In a speech on October 19 at the Foundation for Defense of Democracies, a Washington think tank, Pompeo said for peace talks to move ahead, the Taliban must have no hope of winning on the battlefield in Afghanistan.
But he said that will not happen as long as the militants are able to establish sanctuaries in Pakistan.
The United States "is going to do everything we can, to bring the Taliban to the negotiating table in Afghanistan, with the Taliban having zero hope that they can win this thing on the battlefield," he said. "To do that you cannot have a safe haven in Pakistan."
U.S. officials have long accused Pakistan of turning a blind eye to the presence on its territory of the Afghan Taliban and its allied Haqqani extremist network -- a charge Islamabad denies.
Seemingly to illustrate his point, Pompeo disclosed for the first time that the Central Intelligence Agency believes a U.S.-Canadian couple kidnapped by Haqqani militants in Afghanistan in 2012 were held in capitivity in Pakistan for five years before being freed last week.
His statement that American Caitlan Coleman and her Canadian husband, Joshua Boyle, were "held for five years inside of Pakistan" contradicted accounts offered by Pakistani officials, who said last week the family was rescued in Pakistan shortly after they crossed over from Afghanistan.
Pompeo's remarks targeting Pakistan reflect U.S. President Donald Trump's new strategy of placing pressure on Islamabad to rid its border area of extremist groups as part of a new push to try to win or end the 16-year U.S. war in Afghanistan.
Washington has threatened to cut military aid and take other punitive measures against Islamabad, including possibly targeting sanctions against Pakistani officials with links to militant organizations.
Islamabad has called the U.S. strategy an effort to "scapegoat" Pakistan for Washington's failure to win the war. But Pakistani officials last week also touted the hostage rescue as an example of their increased cooperation with Washington.
"I think history would indicate that expectations for the Pakistanis' willingness to help us in the fight against radical Islamic terrorism should be set at a very low level," Pompeo said.
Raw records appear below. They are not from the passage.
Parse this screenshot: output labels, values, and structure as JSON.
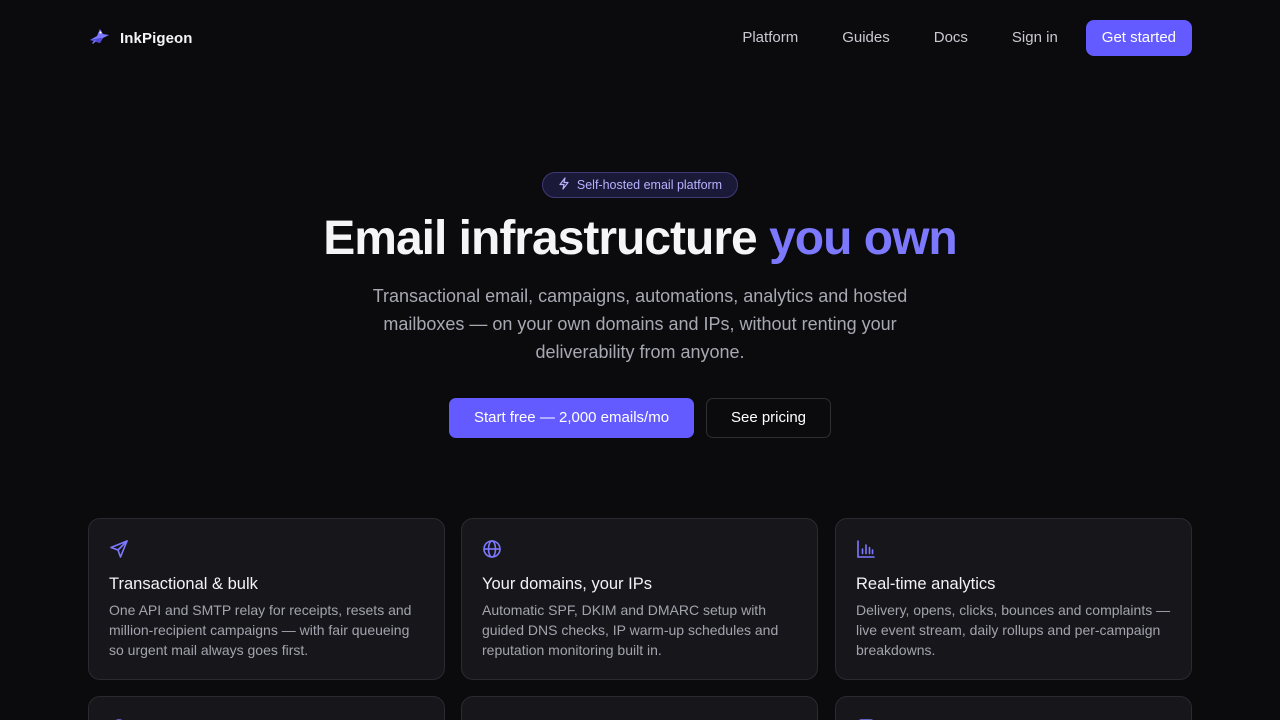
{
  "brand": {
    "name": "InkPigeon",
    "logo_icon": "pigeon-logo-icon"
  },
  "nav": {
    "items": [
      "Platform",
      "Guides",
      "Docs",
      "Sign in"
    ],
    "cta_label": "Get started"
  },
  "hero": {
    "badge_icon": "lightning-icon",
    "badge_label": "Self-hosted email platform",
    "title_main": "Email infrastructure ",
    "title_accent": "you own",
    "subtitle": "Transactional email, campaigns, automations, analytics and hosted mailboxes — on your own domains and IPs, without renting your deliverability from anyone.",
    "primary_cta": "Start free — 2,000 emails/mo",
    "secondary_cta": "See pricing"
  },
  "features": [
    {
      "icon": "send-icon",
      "title": "Transactional & bulk",
      "text": "One API and SMTP relay for receipts, resets and million-recipient campaigns — with fair queueing so urgent mail always goes first."
    },
    {
      "icon": "globe-icon",
      "title": "Your domains, your IPs",
      "text": "Automatic SPF, DKIM and DMARC setup with guided DNS checks, IP warm-up schedules and reputation monitoring built in."
    },
    {
      "icon": "bar-chart-icon",
      "title": "Real-time analytics",
      "text": "Delivery, opens, clicks, bounces and complaints — live event stream, daily rollups and per-campaign breakdowns."
    }
  ],
  "colors": {
    "background": "#0b0b0e",
    "accent": "#635bff",
    "accent_text": "#7d79ff",
    "card": "#17171b"
  }
}
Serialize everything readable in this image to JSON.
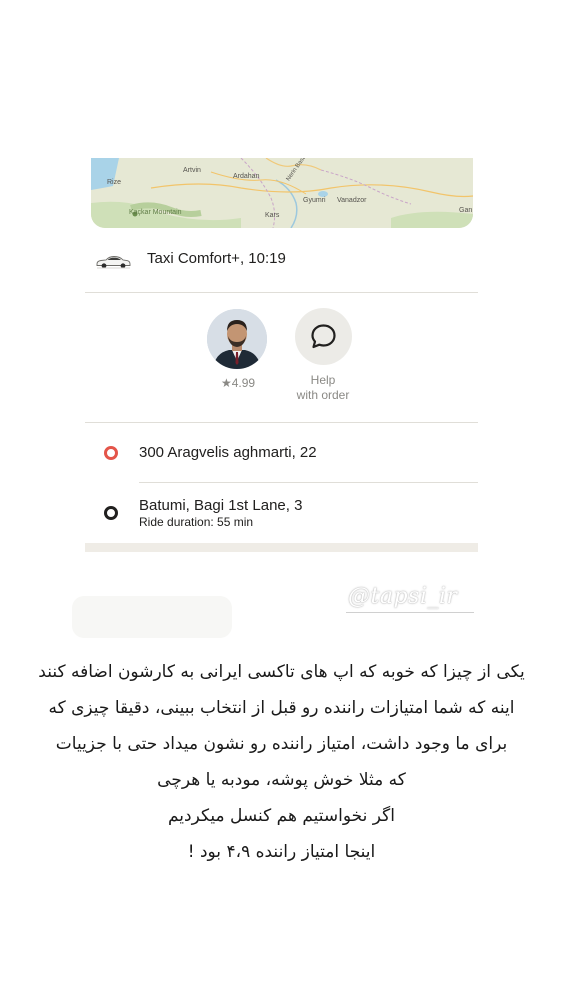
{
  "map": {
    "labels": [
      "Rize",
      "Artvin",
      "Ardahan",
      "Gyumri",
      "Vanadzor",
      "Kaçkar Mountain",
      "Kars",
      "Gan",
      "Nerin Basun"
    ]
  },
  "ride": {
    "tariff_label": "Taxi Comfort+, 10:19"
  },
  "driver": {
    "rating": "★4.99"
  },
  "help": {
    "label_line1": "Help",
    "label_line2": "with order"
  },
  "route": {
    "from": "300 Aragvelis aghmarti, 22",
    "to": "Batumi, Bagi 1st Lane, 3",
    "duration": "Ride duration: 55 min"
  },
  "watermark": "@tapsi_ir",
  "caption": {
    "lines": [
      "یکی از چیزا که خوبه که اپ های تاکسی  ایرانی به کارشون اضافه کنند",
      "اینه که شما امتیازات راننده رو قبل از انتخاب ببینی، دقیقا چیزی که",
      "برای ما وجود داشت، امتیاز راننده رو نشون میداد حتی با جزییات",
      "که مثلا خوش پوشه، مودبه یا هرچی",
      "اگر نخواستیم هم کنسل میکردیم",
      "اینجا امتیاز راننده ۴،۹ بود !"
    ]
  },
  "colors": {
    "from_dot": "#e4554a",
    "to_dot": "#21201f",
    "help_bg": "#ecebe7"
  }
}
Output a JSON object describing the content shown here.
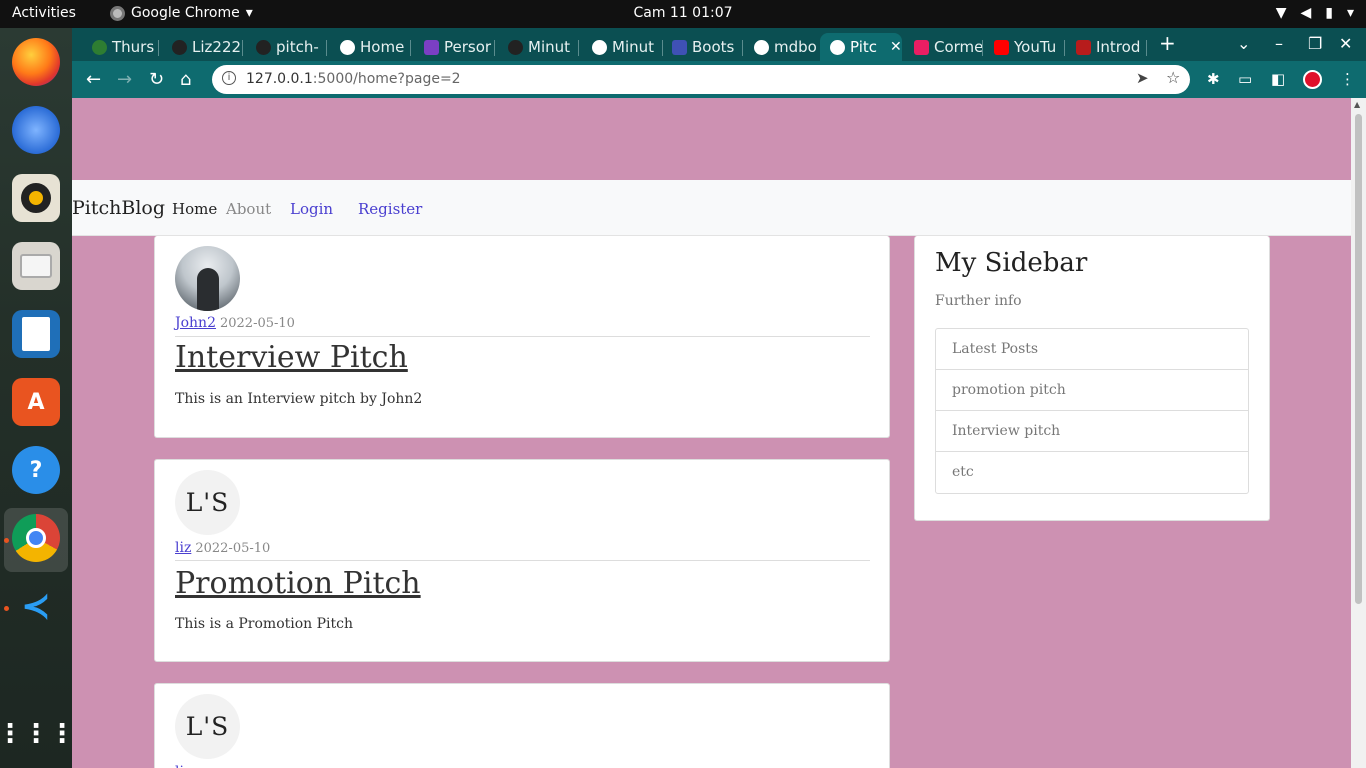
{
  "system": {
    "activities": "Activities",
    "app_name": "Google Chrome",
    "clock": "Cam 11  01:07"
  },
  "browser": {
    "tabs": [
      {
        "label": "Thurs",
        "color": "#2e7d32"
      },
      {
        "label": "Liz222",
        "color": "#222222"
      },
      {
        "label": "pitch-",
        "color": "#222222"
      },
      {
        "label": "Home",
        "color": "#ffffff"
      },
      {
        "label": "Persor",
        "color": "#7b3fc4"
      },
      {
        "label": "Minut",
        "color": "#222222"
      },
      {
        "label": "Minut",
        "color": "#ffffff"
      },
      {
        "label": "Boots",
        "color": "#3f51b5"
      },
      {
        "label": "mdbo",
        "color": "#ffffff"
      },
      {
        "label": "Pitc",
        "color": "#ffffff",
        "active": true
      },
      {
        "label": "Corme",
        "color": "#e91e63"
      },
      {
        "label": "YouTu",
        "color": "#ff0000"
      },
      {
        "label": "Introd",
        "color": "#b71c1c"
      }
    ],
    "url_host": "127.0.0.1",
    "url_rest": ":5000/home?page=2"
  },
  "site": {
    "brand": "PitchBlog",
    "nav": {
      "home": "Home",
      "about": "About",
      "login": "Login",
      "register": "Register"
    },
    "posts": [
      {
        "author": "John2",
        "date": "2022-05-10",
        "title": "Interview Pitch",
        "body": "This is an Interview pitch by John2"
      },
      {
        "author": "liz",
        "date": "2022-05-10",
        "title": "Promotion Pitch",
        "body": "This is a Promotion Pitch",
        "avatar_text": "L'S"
      },
      {
        "author": "li",
        "avatar_text": "L'S"
      }
    ],
    "sidebar": {
      "title": "My Sidebar",
      "subtitle": "Further info",
      "items": [
        "Latest Posts",
        "promotion pitch",
        "Interview pitch",
        "etc"
      ]
    }
  }
}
"I think we should have a very real conversation with them about what it is they're doing, and what it is they should do, and the American expectations for how they should behave," he said.
U.S. Secretary of State Rex Tillerson is scheduled to visit Islamabad next week. Tillerson said on October 18 that the United States expected Pakistan "to take decisive action against terrorist groups."